Associate Professor Hilde Tubex
Hilde Tubex is Associate Professor and Deputy Head of School, Research at the Law School of the University of Western Australia. Her areas of expertise are comparative criminology, and penal policy, Indigenous peoples and the criminal justice system. Between 2007 and 2011, she worked at the Department of Corrective Services in WA as Team Leader Research and Evaluation. Before migrating to Australia, Hilde worked as a researcher/lecturer at the Free University of Brussels, and as an advisor to the Belgian Minister of Justice and the Council of Europe.

 

US warrants could be used to access Australian data

phototonyphillips.com

CJRC member Dr Monique Mann spoke to the ABC today about the upcoming US Supreme Court case US v Microsoft Ireland.

This case has global significance as the US government’s position would effectively undermine the data protection and privacy laws of other countries by giving the US government the power to unilaterally seize data no matter where it is located (and without regard for laws protecting that data).

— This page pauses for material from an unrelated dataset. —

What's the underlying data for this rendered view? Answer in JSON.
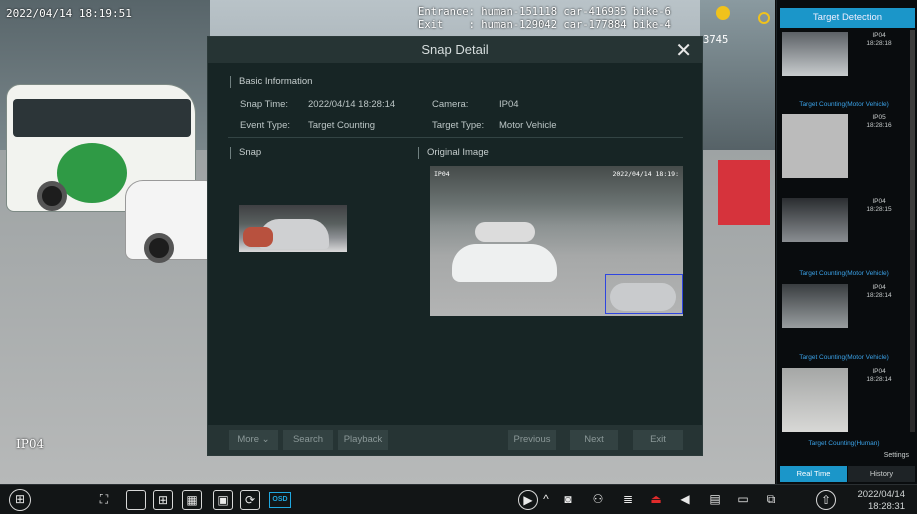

Dr Mann and Dr Ian Warren (Deakin University) examine this case in their chapter in the recently published Palgrave Handbook of Criminology and the Global South.

In Dr Mann’s role as Co-Chair of the Surveillance Committee and Director of the Australian Privacy Foundation she led Australian efforts to join an Amicus Brief by Privacy International in a coalition of 25 international human and digital rights organisations in support of Microsoft in the US Supreme Court case.

To read the chapter click here.

To read the ABC article click here.